Rail shipment has always been a more economical method of transporting materials long distances. ``The big problem has been service,'' Mr. Flower says. ``And the railroads have now done much to address that, so they are taking share back from the highway. This is a rather novel phenomenon for an industry that has been used to downsizing and finding ways to cut headcount and reduce track.''

``The trucking industry has become one of our best customers,'' says Mr. White of the AAR. Intermodal traffic has reached record levels for 12 consecutive years, according to association reports. ``This year our volume is up another 13.5 percent so we're almost guaranteed our 13th straight record,'' White adds.

In 1981, the industry moved 3.1 million containers across the rails. Last year, intermodal shipments rose 7.9 percent to 7.1 million containers; this year the number is expected to jump to 8 million containers.

Delays and bottlenecks

For the first time since World War II, a shortage of capacity is showing up in some areas. Locomotives are in short supply and bottlenecks are cropping up at overburdened train terminals. Big shippers, such as Ford Motor Company and Bethlehem Steel Corporation, are complaining of delays. Railroad companies are now buying new locomotives and hiring employees. Orders for new freight cars and locomotives are at the highest level in 14 years.

Earlier this month, Santa Fe Pacific Corporation, a pioneer in intermodal transport, agreed to merge with Burlington Northern Inc., a leader in bulk commodity shipments. The agreement, which still must be approved by the Interstate Commerce Commission, would create a 33,000-mile rail system stretching from Canada to Mexico. ``You're looking at a potential powerhouse that could further exploit growth in intermodal shipping,'' Mr. FitzGerald says.

Santa Fe Pacific spent $100 million this year to build the Southwest's largest intermodal shipping center in Alliance, Texas. ``The railroads are spending capital where necessary to alleviate pinch points,'' Flower says. ``But what they don't want to do is spend so much money that they've got overcapacity once again.''

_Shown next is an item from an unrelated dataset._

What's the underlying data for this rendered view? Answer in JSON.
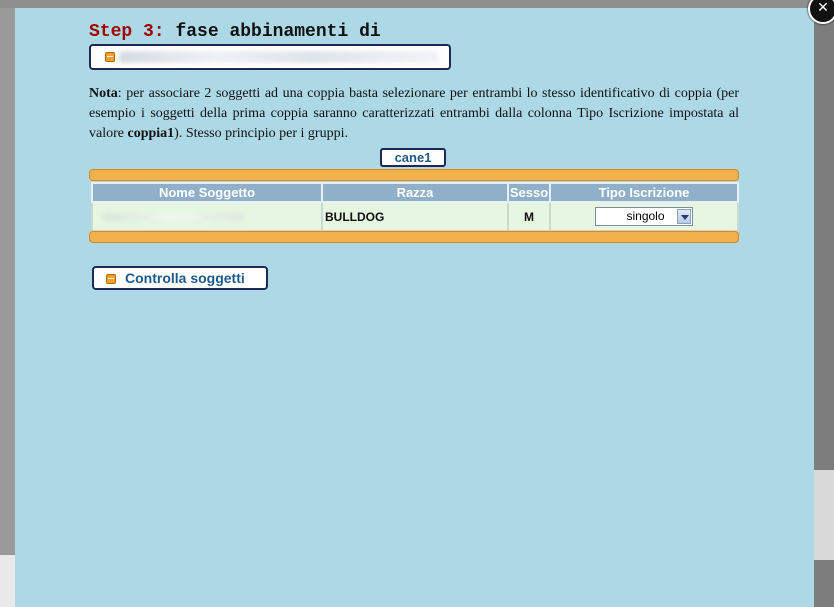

``There had been an excess of labor on the railroads for many years,'' Chapman says. But for the first time in more than a decade, railroads are beginning to hire new employees.

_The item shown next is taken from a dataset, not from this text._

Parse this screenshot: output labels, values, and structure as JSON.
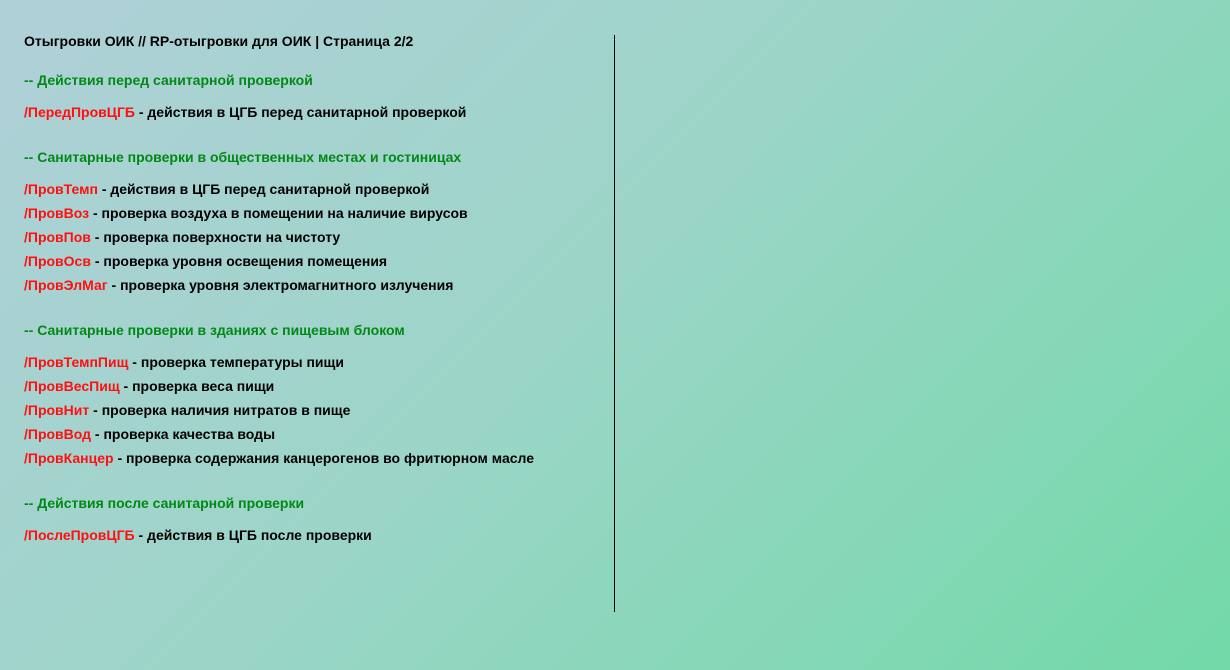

The industry's growth has presented a combination of opportunities and challenges for rail employees, FitzGerald says. As a shortage of locomotive engineers has developed, ``employees are having to balance their own needs with the demands of employers,'' he says. Under the federal Hours of Service Act, rail employees can work up to 107 hours a week. But FitzGerald says some engineers are deciding not to show up for work after long periods without sleep. ``They feel it would be unsafe to themselves and the public,'' he says. Though this shortage could have been predicted three years ago, according to the Brotherhood of Locomotive Engineers, the industry is only now beginning to respond.

Many railroad executives who have spent the past 15 years cutting personnel, shedding track, and reducing equipment welcome today's problems. ``For years, this industry didn't have to worry about growth,'' White says. ``So it's refreshing to have to deal with problems of growth rather than how to manage decline.''